(Excerpts from an interface dataset)
• • •
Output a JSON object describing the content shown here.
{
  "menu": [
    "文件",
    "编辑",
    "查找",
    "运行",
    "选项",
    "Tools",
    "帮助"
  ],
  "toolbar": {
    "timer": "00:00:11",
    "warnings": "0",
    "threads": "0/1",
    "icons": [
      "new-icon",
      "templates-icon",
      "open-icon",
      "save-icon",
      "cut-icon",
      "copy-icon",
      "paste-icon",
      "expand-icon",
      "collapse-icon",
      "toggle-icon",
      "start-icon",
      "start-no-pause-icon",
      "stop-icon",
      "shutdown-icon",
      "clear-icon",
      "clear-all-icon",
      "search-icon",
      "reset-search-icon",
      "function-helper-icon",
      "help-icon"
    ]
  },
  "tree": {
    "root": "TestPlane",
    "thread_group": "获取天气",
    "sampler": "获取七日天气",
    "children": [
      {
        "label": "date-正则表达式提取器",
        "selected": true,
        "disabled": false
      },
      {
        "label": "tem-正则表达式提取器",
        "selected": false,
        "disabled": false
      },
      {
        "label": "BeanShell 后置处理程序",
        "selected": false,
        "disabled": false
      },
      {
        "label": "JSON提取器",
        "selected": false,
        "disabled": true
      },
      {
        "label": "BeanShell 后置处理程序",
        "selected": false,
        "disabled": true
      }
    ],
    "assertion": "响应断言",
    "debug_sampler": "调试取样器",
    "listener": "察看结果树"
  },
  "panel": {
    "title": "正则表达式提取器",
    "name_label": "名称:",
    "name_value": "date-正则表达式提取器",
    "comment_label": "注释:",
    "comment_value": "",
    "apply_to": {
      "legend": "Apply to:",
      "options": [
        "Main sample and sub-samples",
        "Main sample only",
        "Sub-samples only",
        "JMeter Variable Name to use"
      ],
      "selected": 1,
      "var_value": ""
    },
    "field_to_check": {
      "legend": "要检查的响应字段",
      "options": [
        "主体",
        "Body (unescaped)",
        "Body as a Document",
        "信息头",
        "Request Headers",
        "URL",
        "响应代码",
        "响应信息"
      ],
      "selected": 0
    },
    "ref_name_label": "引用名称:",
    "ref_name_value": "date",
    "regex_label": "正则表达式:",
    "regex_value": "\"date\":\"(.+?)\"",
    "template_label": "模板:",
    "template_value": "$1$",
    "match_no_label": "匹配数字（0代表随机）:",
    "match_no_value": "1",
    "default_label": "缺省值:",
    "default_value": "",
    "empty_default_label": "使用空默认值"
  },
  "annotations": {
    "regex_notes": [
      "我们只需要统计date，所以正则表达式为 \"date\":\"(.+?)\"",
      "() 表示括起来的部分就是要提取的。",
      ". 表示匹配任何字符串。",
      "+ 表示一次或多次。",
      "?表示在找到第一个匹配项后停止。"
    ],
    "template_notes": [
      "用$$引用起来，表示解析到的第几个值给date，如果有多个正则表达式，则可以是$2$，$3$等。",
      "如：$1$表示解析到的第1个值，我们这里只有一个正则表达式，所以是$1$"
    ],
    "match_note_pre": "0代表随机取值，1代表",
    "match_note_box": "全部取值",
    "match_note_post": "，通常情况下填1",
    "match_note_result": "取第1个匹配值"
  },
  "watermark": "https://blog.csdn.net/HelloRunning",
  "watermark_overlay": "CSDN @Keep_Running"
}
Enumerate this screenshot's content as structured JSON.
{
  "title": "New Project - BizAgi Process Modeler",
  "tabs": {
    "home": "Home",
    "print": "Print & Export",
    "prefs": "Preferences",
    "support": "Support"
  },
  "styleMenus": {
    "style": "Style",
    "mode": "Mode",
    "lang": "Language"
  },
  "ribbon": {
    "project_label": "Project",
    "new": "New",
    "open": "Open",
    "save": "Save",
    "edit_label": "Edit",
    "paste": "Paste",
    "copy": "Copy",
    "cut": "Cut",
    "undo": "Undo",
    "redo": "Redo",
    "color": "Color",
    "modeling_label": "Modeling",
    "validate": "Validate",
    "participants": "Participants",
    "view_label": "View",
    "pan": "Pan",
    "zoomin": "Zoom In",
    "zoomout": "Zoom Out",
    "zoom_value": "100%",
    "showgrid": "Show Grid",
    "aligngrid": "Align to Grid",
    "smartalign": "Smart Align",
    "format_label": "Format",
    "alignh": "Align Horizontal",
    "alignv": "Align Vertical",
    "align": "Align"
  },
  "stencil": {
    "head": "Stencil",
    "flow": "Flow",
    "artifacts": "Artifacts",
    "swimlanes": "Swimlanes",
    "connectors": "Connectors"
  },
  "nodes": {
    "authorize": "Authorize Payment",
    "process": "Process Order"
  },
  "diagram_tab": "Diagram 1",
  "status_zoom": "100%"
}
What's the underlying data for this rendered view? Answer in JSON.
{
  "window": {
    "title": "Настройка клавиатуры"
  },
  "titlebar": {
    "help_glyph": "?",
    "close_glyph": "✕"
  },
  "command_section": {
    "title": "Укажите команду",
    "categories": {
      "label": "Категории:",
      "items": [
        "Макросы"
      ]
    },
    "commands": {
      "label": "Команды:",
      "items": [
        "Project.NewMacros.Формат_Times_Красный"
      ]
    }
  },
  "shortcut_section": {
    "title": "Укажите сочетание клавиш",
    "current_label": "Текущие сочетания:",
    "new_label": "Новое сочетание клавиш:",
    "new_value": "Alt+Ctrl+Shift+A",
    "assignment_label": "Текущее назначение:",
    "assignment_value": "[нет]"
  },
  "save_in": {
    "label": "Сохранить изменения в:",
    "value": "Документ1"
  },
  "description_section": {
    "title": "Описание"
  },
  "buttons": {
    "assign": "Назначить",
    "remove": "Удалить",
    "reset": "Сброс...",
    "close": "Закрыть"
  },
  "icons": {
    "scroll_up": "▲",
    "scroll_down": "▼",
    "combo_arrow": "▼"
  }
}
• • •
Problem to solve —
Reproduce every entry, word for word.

Solution for this problem —
Output a JSON object describing the content shown here.
{
  "menu": [
    "文件",
    "编辑",
    "查找",
    "运行",
    "选项",
    "Tools",
    "帮助"
  ],
  "toolbar": {
    "timer": "00:00:11",
    "warnings": "0",
    "threads": "0/1",
    "icons": [
      "new-icon",
      "templates-icon",
      "open-icon",
      "save-icon",
      "cut-icon",
      "copy-icon",
      "paste-icon",
      "expand-icon",
      "collapse-icon",
      "toggle-icon",
      "start-icon",
      "start-no-pause-icon",
      "stop-icon",
      "shutdown-icon",
      "clear-icon",
      "clear-all-icon",
      "search-icon",
      "reset-search-icon",
      "function-helper-icon",
      "help-icon"
    ]
  },
  "tree": {
    "root": "TestPlane",
    "thread_group": "获取天气",
    "sampler": "获取七日天气",
    "children": [
      {
        "label": "date-正则表达式提取器",
        "selected": true,
        "disabled": false
      },
      {
        "label": "tem-正则表达式提取器",
        "selected": false,
        "disabled": false
      },
      {
        "label": "BeanShell 后置处理程序",
        "selected": false,
        "disabled": false
      },
      {
        "label": "JSON提取器",
        "selected": false,
        "disabled": true
      },
      {
        "label": "BeanShell 后置处理程序",
        "selected": false,
        "disabled": true
      }
    ],
    "assertion": "响应断言",
    "debug_sampler": "调试取样器",
    "listener": "察看结果树"
  },
  "panel": {
    "title": "正则表达式提取器",
    "name_label": "名称:",
    "name_value": "date-正则表达式提取器",
    "comment_label": "注释:",
    "comment_value": "",
    "apply_to": {
      "legend": "Apply to:",
      "options": [
        "Main sample and sub-samples",
        "Main sample only",
        "Sub-samples only",
        "JMeter Variable Name to use"
      ],
      "selected": 1,
      "var_value": ""
    },
    "field_to_check": {
      "legend": "要检查的响应字段",
      "options": [
        "主体",
        "Body (unescaped)",
        "Body as a Document",
        "信息头",
        "Request Headers",
        "URL",
        "响应代码",
        "响应信息"
      ],
      "selected": 0
    },
    "ref_name_label": "引用名称:",
    "ref_name_value": "date",
    "regex_label": "正则表达式:",
    "regex_value": "\"date\":\"(.+?)\"",
    "template_label": "模板:",
    "template_value": "$1$",
    "match_no_label": "匹配数字（0代表随机）:",
    "match_no_value": "1",
    "default_label": "缺省值:",
    "default_value": "",
    "empty_default_label": "使用空默认值"
  },
  "annotations": {
    "regex_notes": [
      "我们只需要统计date，所以正则表达式为 \"date\":\"(.+?)\"",
      "() 表示括起来的部分就是要提取的。",
      ". 表示匹配任何字符串。",
      "+ 表示一次或多次。",
      "?表示在找到第一个匹配项后停止。"
    ],
    "template_notes": [
      "用$$引用起来，表示解析到的第几个值给date，如果有多个正则表达式，则可以是$2$，$3$等。",
      "如：$1$表示解析到的第1个值，我们这里只有一个正则表达式，所以是$1$"
    ],
    "match_note_pre": "0代表随机取值，1代表",
    "match_note_box": "全部取值",
    "match_note_post": "，通常情况下填1",
    "match_note_result": "取第1个匹配值"
  },
  "watermark": "https://blog.csdn.net/HelloRunning",
  "watermark_overlay": "CSDN @Keep_Running"
}
Enumerate this screenshot's content as structured JSON.
{
  "title": "New Project - BizAgi Process Modeler",
  "tabs": {
    "home": "Home",
    "print": "Print & Export",
    "prefs": "Preferences",
    "support": "Support"
  },
  "styleMenus": {
    "style": "Style",
    "mode": "Mode",
    "lang": "Language"
  },
  "ribbon": {
    "project_label": "Project",
    "new": "New",
    "open": "Open",
    "save": "Save",
    "edit_label": "Edit",
    "paste": "Paste",
    "copy": "Copy",
    "cut": "Cut",
    "undo": "Undo",
    "redo": "Redo",
    "color": "Color",
    "modeling_label": "Modeling",
    "validate": "Validate",
    "participants": "Participants",
    "view_label": "View",
    "pan": "Pan",
    "zoomin": "Zoom In",
    "zoomout": "Zoom Out",
    "zoom_value": "100%",
    "showgrid": "Show Grid",
    "aligngrid": "Align to Grid",
    "smartalign": "Smart Align",
    "format_label": "Format",
    "alignh": "Align Horizontal",
    "alignv": "Align Vertical",
    "align": "Align"
  },
  "stencil": {
    "head": "Stencil",
    "flow": "Flow",
    "artifacts": "Artifacts",
    "swimlanes": "Swimlanes",
    "connectors": "Connectors"
  },
  "nodes": {
    "authorize": "Authorize Payment",
    "process": "Process Order"
  },
  "diagram_tab": "Diagram 1",
  "status_zoom": "100%"
}
What's the underlying data for this rendered view? Answer in JSON.
{
  "window": {
    "title": "Настройка клавиатуры"
  },
  "titlebar": {
    "help_glyph": "?",
    "close_glyph": "✕"
  },
  "command_section": {
    "title": "Укажите команду",
    "categories": {
      "label": "Категории:",
      "items": [
        "Макросы"
      ]
    },
    "commands": {
      "label": "Команды:",
      "items": [
        "Project.NewMacros.Формат_Times_Красный"
      ]
    }
  },
  "shortcut_section": {
    "title": "Укажите сочетание клавиш",
    "current_label": "Текущие сочетания:",
    "new_label": "Новое сочетание клавиш:",
    "new_value": "Alt+Ctrl+Shift+A",
    "assignment_label": "Текущее назначение:",
    "assignment_value": "[нет]"
  },
  "save_in": {
    "label": "Сохранить изменения в:",
    "value": "Документ1"
  },
  "description_section": {
    "title": "Описание"
  },
  "buttons": {
    "assign": "Назначить",
    "remove": "Удалить",
    "reset": "Сброс...",
    "close": "Закрыть"
  },
  "icons": {
    "scroll_up": "▲",
    "scroll_down": "▼",
    "combo_arrow": "▼"
  }
}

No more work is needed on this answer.